## TASK TO CARRY OUT
The expected output is every line of the data exactly as shown, minus the images.
>>>
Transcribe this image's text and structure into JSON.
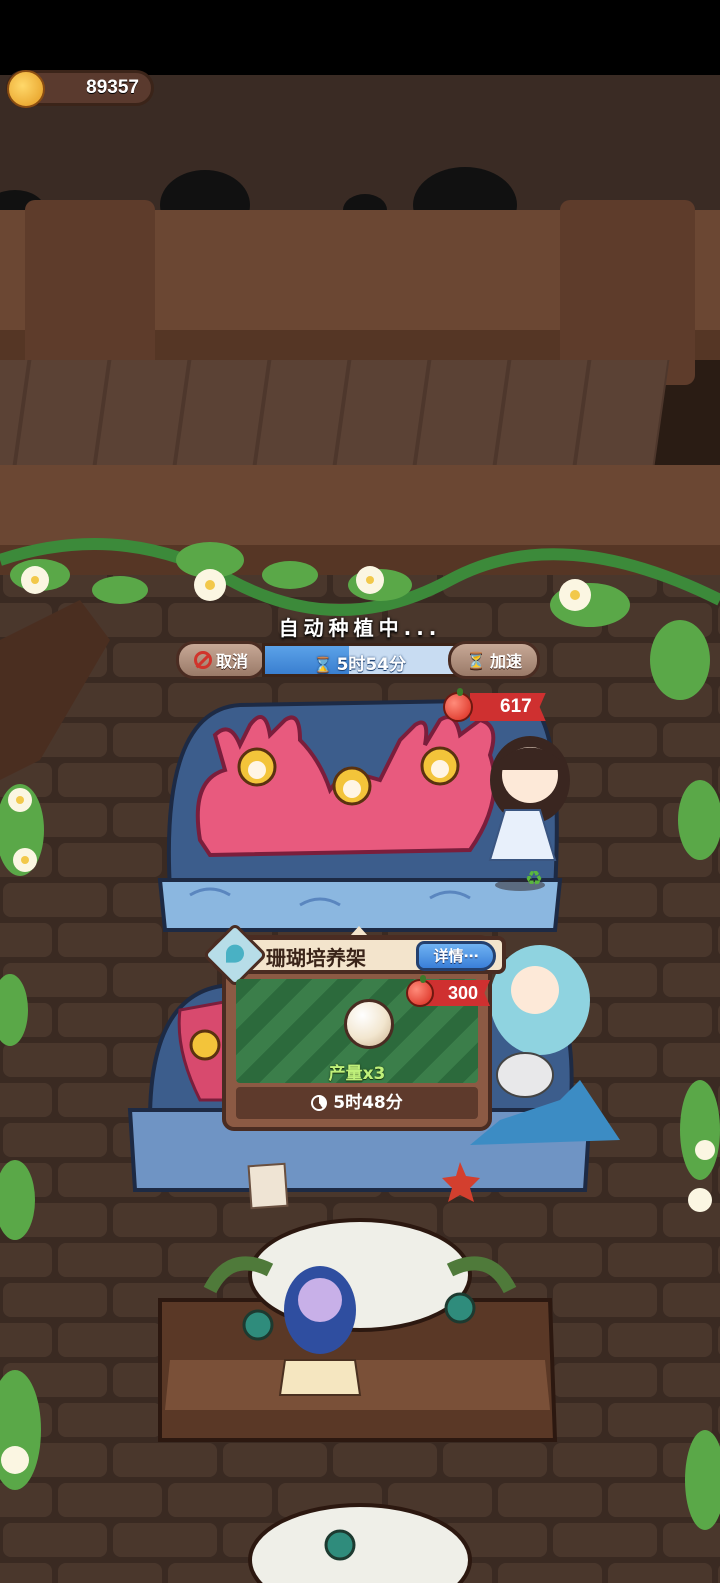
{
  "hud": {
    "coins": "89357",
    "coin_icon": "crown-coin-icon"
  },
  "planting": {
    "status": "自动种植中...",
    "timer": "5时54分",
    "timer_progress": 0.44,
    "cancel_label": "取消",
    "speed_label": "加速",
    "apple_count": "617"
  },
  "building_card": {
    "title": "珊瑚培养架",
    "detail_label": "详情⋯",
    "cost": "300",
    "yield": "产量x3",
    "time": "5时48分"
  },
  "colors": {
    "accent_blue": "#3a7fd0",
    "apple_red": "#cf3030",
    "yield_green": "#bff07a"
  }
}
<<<
## EXERCISE RESULT
Transcribe this image's text and structure into JSON.
{
  "hud": {
    "coins": "89357",
    "coin_icon": "crown-coin-icon"
  },
  "planting": {
    "status": "自动种植中...",
    "timer": "5时54分",
    "timer_progress": 0.44,
    "cancel_label": "取消",
    "speed_label": "加速",
    "apple_count": "617"
  },
  "building_card": {
    "title": "珊瑚培养架",
    "detail_label": "详情⋯",
    "cost": "300",
    "yield": "产量x3",
    "time": "5时48分"
  },
  "colors": {
    "accent_blue": "#3a7fd0",
    "apple_red": "#cf3030",
    "yield_green": "#bff07a"
  }
}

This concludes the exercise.